What you have to do: Repeat each line of the material word for word.

Input data:
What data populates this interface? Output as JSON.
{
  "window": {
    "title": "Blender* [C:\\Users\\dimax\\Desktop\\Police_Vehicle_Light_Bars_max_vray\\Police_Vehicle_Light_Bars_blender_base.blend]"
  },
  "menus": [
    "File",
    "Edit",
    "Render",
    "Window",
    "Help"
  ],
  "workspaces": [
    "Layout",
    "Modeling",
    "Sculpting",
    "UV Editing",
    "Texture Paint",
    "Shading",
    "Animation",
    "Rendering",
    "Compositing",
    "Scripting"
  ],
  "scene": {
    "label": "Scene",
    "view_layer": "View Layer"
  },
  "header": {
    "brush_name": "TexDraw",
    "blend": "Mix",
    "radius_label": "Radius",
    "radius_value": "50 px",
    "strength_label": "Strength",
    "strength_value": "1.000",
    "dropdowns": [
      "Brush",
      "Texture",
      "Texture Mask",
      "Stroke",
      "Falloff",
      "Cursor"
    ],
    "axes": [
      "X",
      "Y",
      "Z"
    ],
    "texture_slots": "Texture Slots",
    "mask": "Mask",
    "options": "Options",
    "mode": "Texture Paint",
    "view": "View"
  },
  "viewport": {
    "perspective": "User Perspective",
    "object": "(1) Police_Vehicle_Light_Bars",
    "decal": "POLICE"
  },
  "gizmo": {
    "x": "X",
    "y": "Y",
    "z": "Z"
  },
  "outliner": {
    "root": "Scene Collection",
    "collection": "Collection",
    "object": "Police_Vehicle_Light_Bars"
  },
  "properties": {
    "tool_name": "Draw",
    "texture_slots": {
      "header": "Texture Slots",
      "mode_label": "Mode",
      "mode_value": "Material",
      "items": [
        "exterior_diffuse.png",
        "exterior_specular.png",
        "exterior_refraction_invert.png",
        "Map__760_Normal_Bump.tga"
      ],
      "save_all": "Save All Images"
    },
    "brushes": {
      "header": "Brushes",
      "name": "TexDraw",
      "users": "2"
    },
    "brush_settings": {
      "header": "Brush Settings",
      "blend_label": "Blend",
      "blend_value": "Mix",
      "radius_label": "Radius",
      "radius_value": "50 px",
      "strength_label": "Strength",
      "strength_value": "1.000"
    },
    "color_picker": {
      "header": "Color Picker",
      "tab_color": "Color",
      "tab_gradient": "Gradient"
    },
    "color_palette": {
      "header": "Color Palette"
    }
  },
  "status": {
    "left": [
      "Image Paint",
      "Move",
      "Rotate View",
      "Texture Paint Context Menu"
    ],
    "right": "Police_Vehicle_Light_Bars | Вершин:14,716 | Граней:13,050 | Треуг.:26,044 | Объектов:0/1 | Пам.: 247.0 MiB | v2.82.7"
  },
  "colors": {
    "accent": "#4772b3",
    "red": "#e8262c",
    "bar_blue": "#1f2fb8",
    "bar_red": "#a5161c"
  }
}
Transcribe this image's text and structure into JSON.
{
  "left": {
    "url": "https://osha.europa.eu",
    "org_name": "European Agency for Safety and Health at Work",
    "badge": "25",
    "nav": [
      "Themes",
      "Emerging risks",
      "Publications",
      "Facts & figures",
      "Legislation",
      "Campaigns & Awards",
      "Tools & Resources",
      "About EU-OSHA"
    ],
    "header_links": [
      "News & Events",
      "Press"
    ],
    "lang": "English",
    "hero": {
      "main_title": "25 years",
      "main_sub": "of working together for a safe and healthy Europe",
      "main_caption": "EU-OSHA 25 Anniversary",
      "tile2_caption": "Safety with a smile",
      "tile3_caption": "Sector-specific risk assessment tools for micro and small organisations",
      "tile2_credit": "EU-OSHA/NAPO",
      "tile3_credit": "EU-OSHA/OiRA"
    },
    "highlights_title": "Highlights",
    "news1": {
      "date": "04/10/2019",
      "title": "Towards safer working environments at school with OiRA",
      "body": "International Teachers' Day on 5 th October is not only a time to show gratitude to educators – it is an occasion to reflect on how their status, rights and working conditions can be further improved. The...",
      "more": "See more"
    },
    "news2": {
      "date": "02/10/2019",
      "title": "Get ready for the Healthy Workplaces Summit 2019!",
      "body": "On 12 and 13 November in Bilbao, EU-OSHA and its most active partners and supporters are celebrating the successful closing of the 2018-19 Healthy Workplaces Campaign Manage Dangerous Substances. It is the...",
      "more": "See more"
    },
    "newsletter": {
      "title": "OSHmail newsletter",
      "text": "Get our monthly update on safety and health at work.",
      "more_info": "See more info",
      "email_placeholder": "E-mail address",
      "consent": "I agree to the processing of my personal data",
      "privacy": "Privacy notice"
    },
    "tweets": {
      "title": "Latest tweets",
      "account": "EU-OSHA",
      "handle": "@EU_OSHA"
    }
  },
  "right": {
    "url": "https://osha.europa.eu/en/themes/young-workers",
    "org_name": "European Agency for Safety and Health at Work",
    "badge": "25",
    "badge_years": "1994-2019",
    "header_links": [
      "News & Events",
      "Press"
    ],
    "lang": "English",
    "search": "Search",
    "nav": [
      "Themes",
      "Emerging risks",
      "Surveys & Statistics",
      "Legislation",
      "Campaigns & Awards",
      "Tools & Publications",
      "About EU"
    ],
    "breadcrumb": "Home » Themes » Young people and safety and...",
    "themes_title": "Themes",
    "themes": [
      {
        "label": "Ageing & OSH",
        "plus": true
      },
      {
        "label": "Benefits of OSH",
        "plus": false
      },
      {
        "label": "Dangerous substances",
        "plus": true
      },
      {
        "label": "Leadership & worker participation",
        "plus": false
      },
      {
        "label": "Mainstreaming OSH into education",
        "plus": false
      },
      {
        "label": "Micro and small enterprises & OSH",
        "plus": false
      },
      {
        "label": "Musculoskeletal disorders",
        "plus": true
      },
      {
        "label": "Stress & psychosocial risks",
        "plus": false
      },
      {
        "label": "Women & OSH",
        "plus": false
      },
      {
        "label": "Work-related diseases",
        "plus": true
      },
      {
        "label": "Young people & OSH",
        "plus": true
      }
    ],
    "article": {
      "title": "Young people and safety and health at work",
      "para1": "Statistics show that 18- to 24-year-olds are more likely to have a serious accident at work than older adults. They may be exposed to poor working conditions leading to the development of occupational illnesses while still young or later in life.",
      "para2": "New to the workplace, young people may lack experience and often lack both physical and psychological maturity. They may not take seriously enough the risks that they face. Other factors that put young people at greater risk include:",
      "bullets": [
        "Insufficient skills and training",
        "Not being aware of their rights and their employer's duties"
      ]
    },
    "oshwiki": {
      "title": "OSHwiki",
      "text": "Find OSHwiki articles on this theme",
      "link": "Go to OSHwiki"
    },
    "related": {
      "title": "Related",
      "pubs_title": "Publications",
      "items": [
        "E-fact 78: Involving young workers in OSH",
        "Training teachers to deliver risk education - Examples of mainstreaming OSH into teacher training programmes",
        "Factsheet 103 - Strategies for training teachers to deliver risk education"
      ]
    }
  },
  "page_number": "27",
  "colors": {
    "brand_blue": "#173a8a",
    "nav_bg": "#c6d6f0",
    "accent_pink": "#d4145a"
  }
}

Response to this exercise:
What data populates this interface? Output as JSON.
{
  "window": {
    "title": "Blender* [C:\\Users\\dimax\\Desktop\\Police_Vehicle_Light_Bars_max_vray\\Police_Vehicle_Light_Bars_blender_base.blend]"
  },
  "menus": [
    "File",
    "Edit",
    "Render",
    "Window",
    "Help"
  ],
  "workspaces": [
    "Layout",
    "Modeling",
    "Sculpting",
    "UV Editing",
    "Texture Paint",
    "Shading",
    "Animation",
    "Rendering",
    "Compositing",
    "Scripting"
  ],
  "scene": {
    "label": "Scene",
    "view_layer": "View Layer"
  },
  "header": {
    "brush_name": "TexDraw",
    "blend": "Mix",
    "radius_label": "Radius",
    "radius_value": "50 px",
    "strength_label": "Strength",
    "strength_value": "1.000",
    "dropdowns": [
      "Brush",
      "Texture",
      "Texture Mask",
      "Stroke",
      "Falloff",
      "Cursor"
    ],
    "axes": [
      "X",
      "Y",
      "Z"
    ],
    "texture_slots": "Texture Slots",
    "mask": "Mask",
    "options": "Options",
    "mode": "Texture Paint",
    "view": "View"
  },
  "viewport": {
    "perspective": "User Perspective",
    "object": "(1) Police_Vehicle_Light_Bars",
    "decal": "POLICE"
  },
  "gizmo": {
    "x": "X",
    "y": "Y",
    "z": "Z"
  },
  "outliner": {
    "root": "Scene Collection",
    "collection": "Collection",
    "object": "Police_Vehicle_Light_Bars"
  },
  "properties": {
    "tool_name": "Draw",
    "texture_slots": {
      "header": "Texture Slots",
      "mode_label": "Mode",
      "mode_value": "Material",
      "items": [
        "exterior_diffuse.png",
        "exterior_specular.png",
        "exterior_refraction_invert.png",
        "Map__760_Normal_Bump.tga"
      ],
      "save_all": "Save All Images"
    },
    "brushes": {
      "header": "Brushes",
      "name": "TexDraw",
      "users": "2"
    },
    "brush_settings": {
      "header": "Brush Settings",
      "blend_label": "Blend",
      "blend_value": "Mix",
      "radius_label": "Radius",
      "radius_value": "50 px",
      "strength_label": "Strength",
      "strength_value": "1.000"
    },
    "color_picker": {
      "header": "Color Picker",
      "tab_color": "Color",
      "tab_gradient": "Gradient"
    },
    "color_palette": {
      "header": "Color Palette"
    }
  },
  "status": {
    "left": [
      "Image Paint",
      "Move",
      "Rotate View",
      "Texture Paint Context Menu"
    ],
    "right": "Police_Vehicle_Light_Bars | Вершин:14,716 | Граней:13,050 | Треуг.:26,044 | Объектов:0/1 | Пам.: 247.0 MiB | v2.82.7"
  },
  "colors": {
    "accent": "#4772b3",
    "red": "#e8262c",
    "bar_blue": "#1f2fb8",
    "bar_red": "#a5161c"
  }
}
Transcribe this image's text and structure into JSON.
{
  "left": {
    "url": "https://osha.europa.eu",
    "org_name": "European Agency for Safety and Health at Work",
    "badge": "25",
    "nav": [
      "Themes",
      "Emerging risks",
      "Publications",
      "Facts & figures",
      "Legislation",
      "Campaigns & Awards",
      "Tools & Resources",
      "About EU-OSHA"
    ],
    "header_links": [
      "News & Events",
      "Press"
    ],
    "lang": "English",
    "hero": {
      "main_title": "25 years",
      "main_sub": "of working together for a safe and healthy Europe",
      "main_caption": "EU-OSHA 25 Anniversary",
      "tile2_caption": "Safety with a smile",
      "tile3_caption": "Sector-specific risk assessment tools for micro and small organisations",
      "tile2_credit": "EU-OSHA/NAPO",
      "tile3_credit": "EU-OSHA/OiRA"
    },
    "highlights_title": "Highlights",
    "news1": {
      "date": "04/10/2019",
      "title": "Towards safer working environments at school with OiRA",
      "body": "International Teachers' Day on 5 th October is not only a time to show gratitude to educators – it is an occasion to reflect on how their status, rights and working conditions can be further improved. The...",
      "more": "See more"
    },
    "news2": {
      "date": "02/10/2019",
      "title": "Get ready for the Healthy Workplaces Summit 2019!",
      "body": "On 12 and 13 November in Bilbao, EU-OSHA and its most active partners and supporters are celebrating the successful closing of the 2018-19 Healthy Workplaces Campaign Manage Dangerous Substances. It is the...",
      "more": "See more"
    },
    "newsletter": {
      "title": "OSHmail newsletter",
      "text": "Get our monthly update on safety and health at work.",
      "more_info": "See more info",
      "email_placeholder": "E-mail address",
      "consent": "I agree to the processing of my personal data",
      "privacy": "Privacy notice"
    },
    "tweets": {
      "title": "Latest tweets",
      "account": "EU-OSHA",
      "handle": "@EU_OSHA"
    }
  },
  "right": {
    "url": "https://osha.europa.eu/en/themes/young-workers",
    "org_name": "European Agency for Safety and Health at Work",
    "badge": "25",
    "badge_years": "1994-2019",
    "header_links": [
      "News & Events",
      "Press"
    ],
    "lang": "English",
    "search": "Search",
    "nav": [
      "Themes",
      "Emerging risks",
      "Surveys & Statistics",
      "Legislation",
      "Campaigns & Awards",
      "Tools & Publications",
      "About EU"
    ],
    "breadcrumb": "Home » Themes » Young people and safety and...",
    "themes_title": "Themes",
    "themes": [
      {
        "label": "Ageing & OSH",
        "plus": true
      },
      {
        "label": "Benefits of OSH",
        "plus": false
      },
      {
        "label": "Dangerous substances",
        "plus": true
      },
      {
        "label": "Leadership & worker participation",
        "plus": false
      },
      {
        "label": "Mainstreaming OSH into education",
        "plus": false
      },
      {
        "label": "Micro and small enterprises & OSH",
        "plus": false
      },
      {
        "label": "Musculoskeletal disorders",
        "plus": true
      },
      {
        "label": "Stress & psychosocial risks",
        "plus": false
      },
      {
        "label": "Women & OSH",
        "plus": false
      },
      {
        "label": "Work-related diseases",
        "plus": true
      },
      {
        "label": "Young people & OSH",
        "plus": true
      }
    ],
    "article": {
      "title": "Young people and safety and health at work",
      "para1": "Statistics show that 18- to 24-year-olds are more likely to have a serious accident at work than older adults. They may be exposed to poor working conditions leading to the development of occupational illnesses while still young or later in life.",
      "para2": "New to the workplace, young people may lack experience and often lack both physical and psychological maturity. They may not take seriously enough the risks that they face. Other factors that put young people at greater risk include:",
      "bullets": [
        "Insufficient skills and training",
        "Not being aware of their rights and their employer's duties"
      ]
    },
    "oshwiki": {
      "title": "OSHwiki",
      "text": "Find OSHwiki articles on this theme",
      "link": "Go to OSHwiki"
    },
    "related": {
      "title": "Related",
      "pubs_title": "Publications",
      "items": [
        "E-fact 78: Involving young workers in OSH",
        "Training teachers to deliver risk education - Examples of mainstreaming OSH into teacher training programmes",
        "Factsheet 103 - Strategies for training teachers to deliver risk education"
      ]
    }
  },
  "page_number": "27",
  "colors": {
    "brand_blue": "#173a8a",
    "nav_bg": "#c6d6f0",
    "accent_pink": "#d4145a"
  }
}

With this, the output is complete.